Published: December 19, 1989
LEAD: An Indiana missionary couple re-entered the United States today with 28 Haitian children they intend to adopt.
An Indiana missionary couple re-entered the United States today with 28 Haitian children they intend to adopt.
The children, who range in age from a year to 14 years of age, were granted special holiday parole status by the Immigration and Naturalization Service, allowing them legal entry with the couple, Dan and Kathy Blackburn.
''Cases like the Blackburns' show us that the law can be administered with heart,'' said Gene McNary, the Commissioner of Immigration. ''We would have made the same decision at any time of year, but getting the family home before Christmas made it all the more satisfying.''
The Blackburns and the children then boarded a flight to Indianapolis, with Elizabethtown, Ind., as a flight destination.

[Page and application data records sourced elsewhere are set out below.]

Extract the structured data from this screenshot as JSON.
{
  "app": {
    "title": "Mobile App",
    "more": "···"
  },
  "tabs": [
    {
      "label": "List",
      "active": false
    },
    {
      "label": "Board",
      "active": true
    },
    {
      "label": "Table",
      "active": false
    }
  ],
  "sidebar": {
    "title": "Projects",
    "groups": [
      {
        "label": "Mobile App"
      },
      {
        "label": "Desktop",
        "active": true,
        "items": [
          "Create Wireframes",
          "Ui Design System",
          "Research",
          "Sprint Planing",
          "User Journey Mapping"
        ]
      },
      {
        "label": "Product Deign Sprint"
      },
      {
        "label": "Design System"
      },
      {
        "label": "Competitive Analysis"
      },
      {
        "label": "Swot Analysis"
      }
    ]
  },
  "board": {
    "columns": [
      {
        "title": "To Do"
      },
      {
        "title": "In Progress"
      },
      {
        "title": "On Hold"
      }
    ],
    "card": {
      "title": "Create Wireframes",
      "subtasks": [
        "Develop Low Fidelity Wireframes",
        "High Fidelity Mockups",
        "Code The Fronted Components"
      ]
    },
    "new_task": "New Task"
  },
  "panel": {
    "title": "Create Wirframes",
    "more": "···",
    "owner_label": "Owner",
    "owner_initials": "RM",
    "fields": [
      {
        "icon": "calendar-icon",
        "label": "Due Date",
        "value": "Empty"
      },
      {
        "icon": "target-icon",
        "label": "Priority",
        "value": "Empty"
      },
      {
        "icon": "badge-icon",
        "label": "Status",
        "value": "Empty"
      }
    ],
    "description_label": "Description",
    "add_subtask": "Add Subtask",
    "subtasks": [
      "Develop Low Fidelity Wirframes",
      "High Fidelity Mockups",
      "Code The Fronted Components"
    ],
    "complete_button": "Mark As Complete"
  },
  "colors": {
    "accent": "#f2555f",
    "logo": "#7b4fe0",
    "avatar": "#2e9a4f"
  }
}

They will stay there temporarily, in a dormitory at a Christian campground.
A Humanitarian Parole
The Rev. Bob Lay, pastor of Community Church near Elizabethtown, planned to meet the Blackburns with blankets and a rented schoolbus.

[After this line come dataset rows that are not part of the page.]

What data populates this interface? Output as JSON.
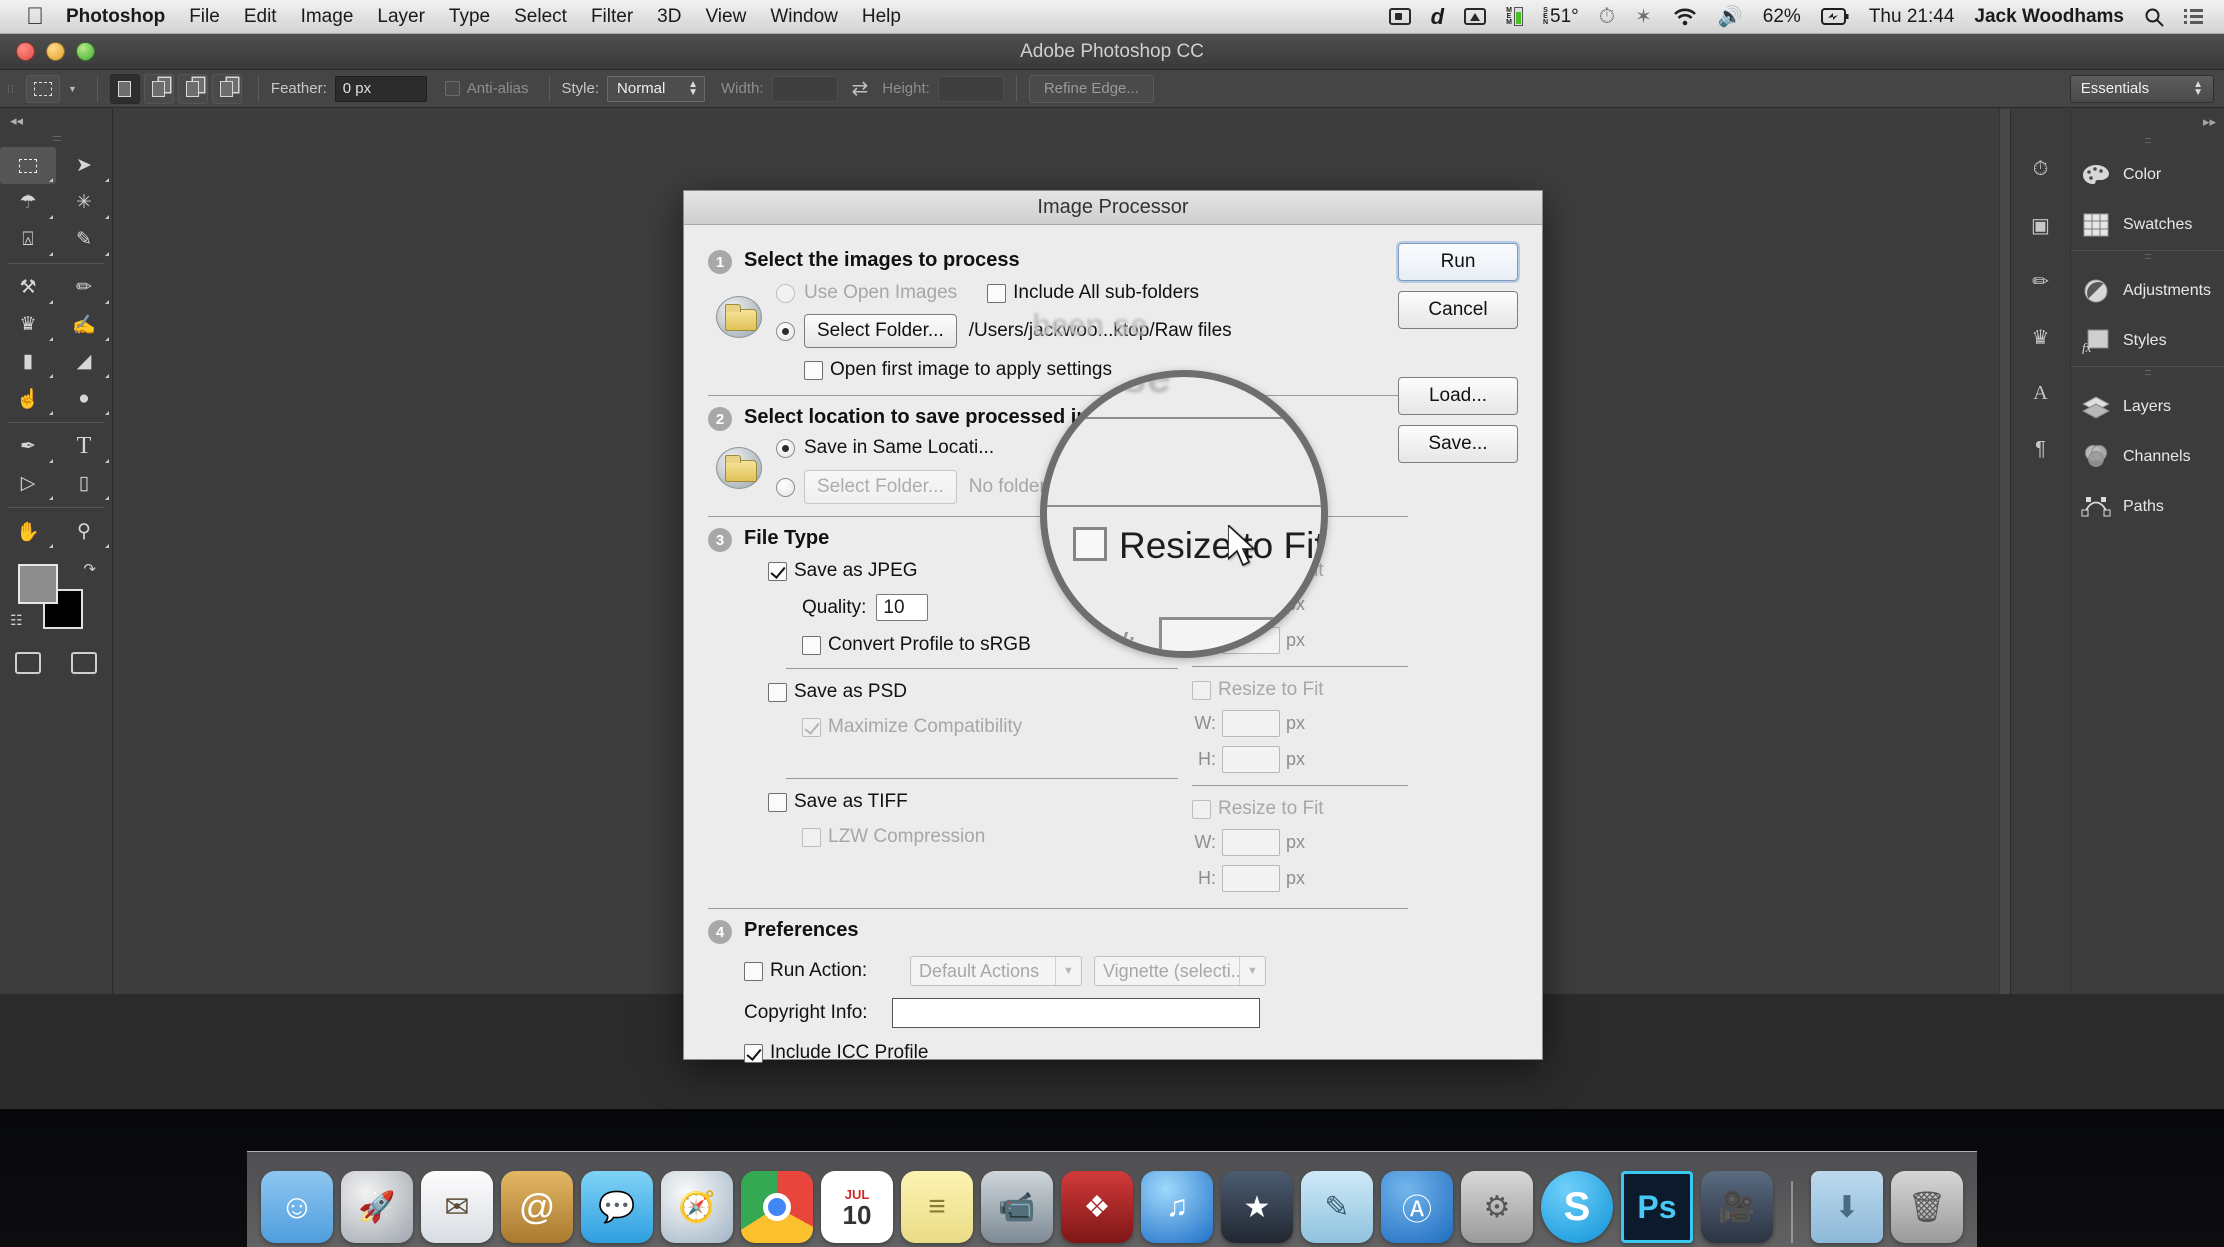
{
  "menubar": {
    "apple_glyph": "",
    "items": [
      {
        "label": "Photoshop",
        "bold": true
      },
      {
        "label": "File"
      },
      {
        "label": "Edit"
      },
      {
        "label": "Image"
      },
      {
        "label": "Layer"
      },
      {
        "label": "Type"
      },
      {
        "label": "Select"
      },
      {
        "label": "Filter"
      },
      {
        "label": "3D"
      },
      {
        "label": "View"
      },
      {
        "label": "Window"
      },
      {
        "label": "Help"
      }
    ],
    "status": {
      "screen_recorder_icon": "screen-recording-icon",
      "dropbox_icon": "d",
      "airplay_icon": "airplay-icon",
      "memory_label": "MEM",
      "sensor_label": "SEN",
      "temperature": "51°",
      "time_machine_icon": "time-machine-icon",
      "bluetooth_icon": "✶",
      "wifi_icon": "wifi-icon",
      "volume_icon": "🔊",
      "battery_percent": "62%",
      "battery_icon": "battery-icon",
      "clock": "Thu 21:44",
      "user": "Jack Woodhams",
      "search_icon": "search-icon",
      "notification_icon": "notification-center-icon"
    }
  },
  "window": {
    "title": "Adobe Photoshop CC"
  },
  "options_bar": {
    "tool_icon": "rectangular-marquee-icon",
    "feather_label": "Feather:",
    "feather_value": "0 px",
    "antialias_label": "Anti-alias",
    "style_label": "Style:",
    "style_value": "Normal",
    "width_label": "Width:",
    "width_value": "",
    "height_label": "Height:",
    "height_value": "",
    "refine_edge_label": "Refine Edge...",
    "workspace_label": "Essentials"
  },
  "toolbar": {
    "tools": [
      {
        "name": "rectangular-marquee-tool",
        "glyph": "marquee"
      },
      {
        "name": "move-tool",
        "glyph": "➤"
      },
      {
        "name": "lasso-tool",
        "glyph": "✠"
      },
      {
        "name": "magic-wand-tool",
        "glyph": "✳"
      },
      {
        "name": "crop-tool",
        "glyph": "⌗"
      },
      {
        "name": "eyedropper-tool",
        "glyph": "✒"
      },
      {
        "name": "spot-healing-brush-tool",
        "glyph": "✒"
      },
      {
        "name": "brush-tool",
        "glyph": "✎"
      },
      {
        "name": "clone-stamp-tool",
        "glyph": "♟"
      },
      {
        "name": "history-brush-tool",
        "glyph": "✍"
      },
      {
        "name": "eraser-tool",
        "glyph": "▰"
      },
      {
        "name": "gradient-tool",
        "glyph": "◢"
      },
      {
        "name": "blur-tool",
        "glyph": "●"
      },
      {
        "name": "dodge-tool",
        "glyph": "○"
      },
      {
        "name": "pen-tool",
        "glyph": "✒"
      },
      {
        "name": "type-tool",
        "glyph": "T"
      },
      {
        "name": "path-selection-tool",
        "glyph": "▷"
      },
      {
        "name": "rectangle-tool",
        "glyph": "▭"
      },
      {
        "name": "hand-tool",
        "glyph": "✋"
      },
      {
        "name": "zoom-tool",
        "glyph": "⚲"
      }
    ],
    "foreground_color": "#8d8d8d",
    "background_color": "#000000"
  },
  "right_panel": {
    "groups": [
      {
        "items": [
          {
            "label": "Color",
            "icon": "color-palette-icon"
          },
          {
            "label": "Swatches",
            "icon": "swatches-grid-icon"
          }
        ]
      },
      {
        "items": [
          {
            "label": "Adjustments",
            "icon": "adjustments-circle-icon"
          },
          {
            "label": "Styles",
            "icon": "styles-fx-icon"
          }
        ]
      },
      {
        "items": [
          {
            "label": "Layers",
            "icon": "layers-stack-icon"
          },
          {
            "label": "Channels",
            "icon": "channels-venn-icon"
          },
          {
            "label": "Paths",
            "icon": "paths-bezier-icon"
          }
        ]
      }
    ]
  },
  "dialog": {
    "title": "Image Processor",
    "buttons": {
      "run": "Run",
      "cancel": "Cancel",
      "load": "Load...",
      "save": "Save..."
    },
    "step1": {
      "number": "1",
      "title": "Select the images to process",
      "use_open_images_label": "Use Open Images",
      "use_open_images_selected": false,
      "use_open_images_disabled": true,
      "include_subfolders_label": "Include All sub-folders",
      "include_subfolders_checked": false,
      "select_folder_button": "Select Folder...",
      "selected_folder_path": "/Users/jackwoo...ktop/Raw files",
      "select_folder_selected": true,
      "open_first_image_label": "Open first image to apply settings",
      "open_first_image_checked": false
    },
    "step2": {
      "number": "2",
      "title": "Select location to save processed images",
      "save_same_location_label": "Save in Same Locati...",
      "save_same_location_selected": true,
      "select_folder_button": "Select Folder...",
      "no_folder_text": "No folder has been selected",
      "select_folder_selected": false
    },
    "step3": {
      "number": "3",
      "title": "File Type",
      "jpeg": {
        "label": "Save as JPEG",
        "checked": true,
        "quality_label": "Quality:",
        "quality_value": "10",
        "convert_srgb_label": "Convert Profile to sRGB",
        "convert_srgb_checked": false,
        "resize_label": "Resize to Fit",
        "resize_checked": false,
        "w_label": "W:",
        "w_value": "",
        "h_label": "H:",
        "h_value": "",
        "unit": "px"
      },
      "psd": {
        "label": "Save as PSD",
        "checked": false,
        "maximize_label": "Maximize Compatibility",
        "maximize_checked": true,
        "resize_label": "Resize to Fit",
        "resize_checked": false,
        "w_label": "W:",
        "w_value": "",
        "h_label": "H:",
        "h_value": "",
        "unit": "px"
      },
      "tiff": {
        "label": "Save as TIFF",
        "checked": false,
        "lzw_label": "LZW Compression",
        "lzw_checked": false,
        "resize_label": "Resize to Fit",
        "resize_checked": false,
        "w_label": "W:",
        "w_value": "",
        "h_label": "H:",
        "h_value": "",
        "unit": "px"
      }
    },
    "step4": {
      "number": "4",
      "title": "Preferences",
      "run_action_label": "Run Action:",
      "run_action_checked": false,
      "action_set_value": "Default Actions",
      "action_value": "Vignette (selecti...",
      "copyright_label": "Copyright Info:",
      "copyright_value": "",
      "include_icc_label": "Include ICC Profile",
      "include_icc_checked": true
    }
  },
  "loupe": {
    "ghost_text": "been se",
    "magnified_label": "Resize to Fit",
    "w_label": "W:",
    "unit": "px"
  },
  "dock": {
    "items": [
      {
        "name": "finder",
        "label": "Finder",
        "bg": "#4f9ede",
        "glyph": "☺"
      },
      {
        "name": "launchpad",
        "label": "Launchpad",
        "bg": "#b9bfc6",
        "glyph": "🚀"
      },
      {
        "name": "mail",
        "label": "Mail",
        "bg": "#dfe6ee",
        "glyph": "✉"
      },
      {
        "name": "contacts",
        "label": "Contacts",
        "bg": "#c08f4a",
        "glyph": "@"
      },
      {
        "name": "messages",
        "label": "Messages",
        "bg": "#4db6f0",
        "glyph": "💬"
      },
      {
        "name": "safari",
        "label": "Safari",
        "bg": "#cfd7de",
        "glyph": "🧭"
      },
      {
        "name": "chrome",
        "label": "Google Chrome",
        "bg": "#f2f2f2",
        "glyph": "●"
      },
      {
        "name": "calendar",
        "label": "Calendar",
        "bg": "#ffffff",
        "glyph": "10"
      },
      {
        "name": "notes",
        "label": "Notes",
        "bg": "#f5e9a8",
        "glyph": "≡"
      },
      {
        "name": "facetime",
        "label": "FaceTime",
        "bg": "#5b6a74",
        "glyph": "📹"
      },
      {
        "name": "iphoto",
        "label": "iPhoto",
        "bg": "#b02a2a",
        "glyph": "❖"
      },
      {
        "name": "itunes",
        "label": "iTunes",
        "bg": "#2d8fe0",
        "glyph": "♫"
      },
      {
        "name": "imovie",
        "label": "iMovie",
        "bg": "#2b2b33",
        "glyph": "★"
      },
      {
        "name": "preview",
        "label": "Preview",
        "bg": "#9fd3ef",
        "glyph": "✏"
      },
      {
        "name": "app-store",
        "label": "App Store",
        "bg": "#2f7fd0",
        "glyph": "Ⓐ"
      },
      {
        "name": "system-preferences",
        "label": "System Preferences",
        "bg": "#b7b7b7",
        "glyph": "⚙"
      },
      {
        "name": "skype",
        "label": "Skype",
        "bg": "#1fa9e8",
        "glyph": "S"
      },
      {
        "name": "photoshop",
        "label": "Adobe Photoshop",
        "bg": "#0f1c2b",
        "glyph": "Ps"
      },
      {
        "name": "final-cut",
        "label": "Final Cut",
        "bg": "#45536a",
        "glyph": "🎬"
      }
    ],
    "right_items": [
      {
        "name": "downloads-folder",
        "label": "Downloads",
        "bg": "#9fc6e4",
        "glyph": "⬇"
      },
      {
        "name": "trash",
        "label": "Trash",
        "bg": "#9aa0a6",
        "glyph": "🗑"
      }
    ]
  }
}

''I don't even know if they'll have coats,'' he said.
Mr. McNary granted the children humanitarian parole because they were ineligible for entry under any other immigration category. Under the immigration law, he may allow an otherwise inadmissible alien to enter the country temporarily for humanitarian reasons, or when it is in the national interest.
The Blackburns, Christian Evangelical missionaries, went to Haiti in 1976 with their two sons and started a ministry in a small mountain village. After about 18 months, they began taking care of sick or abandoned children taken to their home.
Lives Are Threatened
When the Government of Jean-Claude Duvalier collapsed, the immigration service said, the Blackburns and the children were forced to flee to the Dominican Republic in 1987 after the rebels threatened to kill them.
They found a home in the republic with the help of other missionaries while they sought a way to adopt the children and return to Indiana. They were unable to complete the adoptions in Haiti or the Dominican Republic because the children's natural parents are dead, unknown or untraceable.
With the help of church groups, the Blackburns petitioned the immigration service to let the children come to this country so they could complete the adoptions in Indiana, said Duke Austin, a spokesman for the Immigration and Naturalization Service.